If an entry holds a picture, drop the picture and restate the rest word for word.

───

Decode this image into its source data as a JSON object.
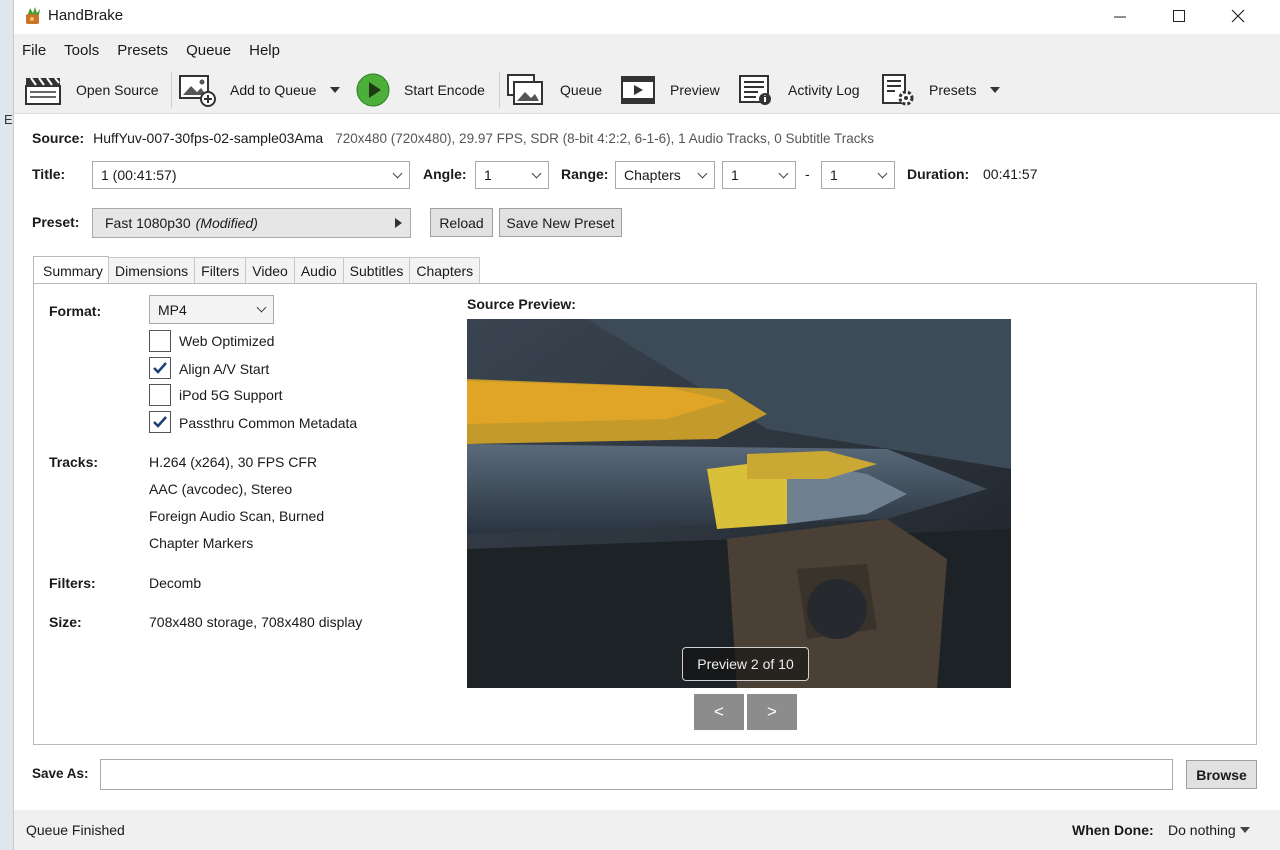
{
  "window": {
    "title": "HandBrake",
    "left_strip_text": "E"
  },
  "menu": {
    "items": [
      "File",
      "Tools",
      "Presets",
      "Queue",
      "Help"
    ]
  },
  "toolbar": {
    "open_source": "Open Source",
    "add_to_queue": "Add to Queue",
    "start_encode": "Start Encode",
    "queue": "Queue",
    "preview": "Preview",
    "activity_log": "Activity Log",
    "presets": "Presets"
  },
  "source": {
    "label": "Source:",
    "name": "HuffYuv-007-30fps-02-sample03Ama",
    "info": "720x480 (720x480), 29.97 FPS, SDR (8-bit 4:2:2, 6-1-6), 1 Audio Tracks, 0 Subtitle Tracks"
  },
  "title_row": {
    "title_label": "Title:",
    "title_value": "1  (00:41:57)",
    "angle_label": "Angle:",
    "angle_value": "1",
    "range_label": "Range:",
    "range_value": "Chapters",
    "range_start": "1",
    "range_dash": "-",
    "range_end": "1",
    "duration_label": "Duration:",
    "duration_value": "00:41:57"
  },
  "preset_row": {
    "label": "Preset:",
    "value": "Fast 1080p30",
    "modified": "(Modified)",
    "reload": "Reload",
    "save_new": "Save New Preset"
  },
  "tabs": [
    "Summary",
    "Dimensions",
    "Filters",
    "Video",
    "Audio",
    "Subtitles",
    "Chapters"
  ],
  "summary": {
    "format_label": "Format:",
    "format_value": "MP4",
    "options": [
      {
        "label": "Web Optimized",
        "checked": false
      },
      {
        "label": "Align A/V Start",
        "checked": true
      },
      {
        "label": "iPod 5G Support",
        "checked": false
      },
      {
        "label": "Passthru Common Metadata",
        "checked": true
      }
    ],
    "tracks_label": "Tracks:",
    "tracks": [
      "H.264 (x264), 30 FPS CFR",
      "AAC (avcodec), Stereo",
      "Foreign Audio Scan, Burned",
      "Chapter Markers"
    ],
    "filters_label": "Filters:",
    "filters_value": "Decomb",
    "size_label": "Size:",
    "size_value": "708x480 storage, 708x480 display",
    "preview_label": "Source Preview:",
    "preview_badge": "Preview 2 of 10",
    "prev_button": "<",
    "next_button": ">"
  },
  "save_as": {
    "label": "Save As:",
    "value": "",
    "browse": "Browse"
  },
  "status": {
    "text": "Queue Finished",
    "when_done_label": "When Done:",
    "when_done_value": "Do nothing"
  }
}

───

**TASK RESPONSE:**
Decode this image into its source data as a JSON object.
{
  "window": {
    "title": "HandBrake",
    "left_strip_text": "E"
  },
  "menu": {
    "items": [
      "File",
      "Tools",
      "Presets",
      "Queue",
      "Help"
    ]
  },
  "toolbar": {
    "open_source": "Open Source",
    "add_to_queue": "Add to Queue",
    "start_encode": "Start Encode",
    "queue": "Queue",
    "preview": "Preview",
    "activity_log": "Activity Log",
    "presets": "Presets"
  },
  "source": {
    "label": "Source:",
    "name": "HuffYuv-007-30fps-02-sample03Ama",
    "info": "720x480 (720x480), 29.97 FPS, SDR (8-bit 4:2:2, 6-1-6), 1 Audio Tracks, 0 Subtitle Tracks"
  },
  "title_row": {
    "title_label": "Title:",
    "title_value": "1  (00:41:57)",
    "angle_label": "Angle:",
    "angle_value": "1",
    "range_label": "Range:",
    "range_value": "Chapters",
    "range_start": "1",
    "range_dash": "-",
    "range_end": "1",
    "duration_label": "Duration:",
    "duration_value": "00:41:57"
  },
  "preset_row": {
    "label": "Preset:",
    "value": "Fast 1080p30",
    "modified": "(Modified)",
    "reload": "Reload",
    "save_new": "Save New Preset"
  },
  "tabs": [
    "Summary",
    "Dimensions",
    "Filters",
    "Video",
    "Audio",
    "Subtitles",
    "Chapters"
  ],
  "summary": {
    "format_label": "Format:",
    "format_value": "MP4",
    "options": [
      {
        "label": "Web Optimized",
        "checked": false
      },
      {
        "label": "Align A/V Start",
        "checked": true
      },
      {
        "label": "iPod 5G Support",
        "checked": false
      },
      {
        "label": "Passthru Common Metadata",
        "checked": true
      }
    ],
    "tracks_label": "Tracks:",
    "tracks": [
      "H.264 (x264), 30 FPS CFR",
      "AAC (avcodec), Stereo",
      "Foreign Audio Scan, Burned",
      "Chapter Markers"
    ],
    "filters_label": "Filters:",
    "filters_value": "Decomb",
    "size_label": "Size:",
    "size_value": "708x480 storage, 708x480 display",
    "preview_label": "Source Preview:",
    "preview_badge": "Preview 2 of 10",
    "prev_button": "<",
    "next_button": ">"
  },
  "save_as": {
    "label": "Save As:",
    "value": "",
    "browse": "Browse"
  },
  "status": {
    "text": "Queue Finished",
    "when_done_label": "When Done:",
    "when_done_value": "Do nothing"
  }
}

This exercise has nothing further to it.